If Selanne opts to play another season, odds are it will be with the Anaheim Ducks. He just hasn't said what he is going to do yet.
And, of course, trade bait
The market may have to play out a bit, but three prominent players could be traded in the coming days or weeks -- Vancouver goalie Roberto Luongo, Columbus captain Rick Nash and Anaheim forward Bobby Ryan.
Cory Schneider. The next step is trading Luongo, who reportedly prefers the Panthers, considering he used to play there and his wife's family is from South Florida. Luongo also reportedly is being linked to the Toronto Maple Leafs, but negotiations appear to be ongoing with the Panthers.
Columbus GM Scott Howson is going to try to honor Nash's request to be traded but might have to wait to see who goes where in the first few days of free agency. Howson's asking price for Nash reportedly is high, as it was at the trade deadline.
Ryan has expressed his frustration at what he perceives to be a lack of respect for him in Anaheim. He talked publicly about how he feels he always is on the trading block, and maybe now is the best time for him to get dealt. He said Philadelphia would be an ideal location because it is close to Cherry Hill, N.J., where he's from. The Ducks were not happy that Ryan talked about his frustrations publicly.

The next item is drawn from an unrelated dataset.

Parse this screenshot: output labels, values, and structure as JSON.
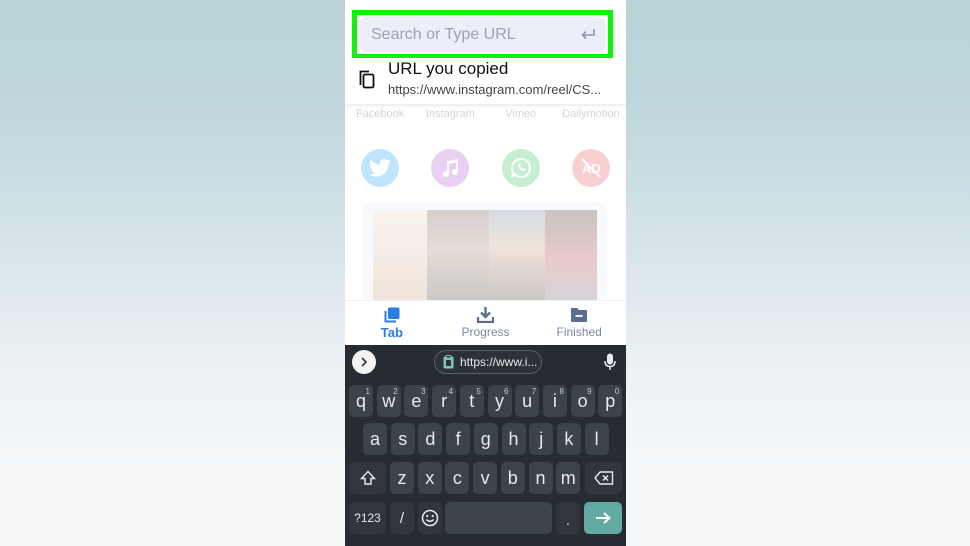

Another priority for Anaheim GM Bob Murray is to sign Ryan Getzlaf and Corey Perry to contract extensions. Both are entering the final season of their current contracts and can sign extensions starting July 1.
Follow Dan Rosen on Twitter at: @drosennhl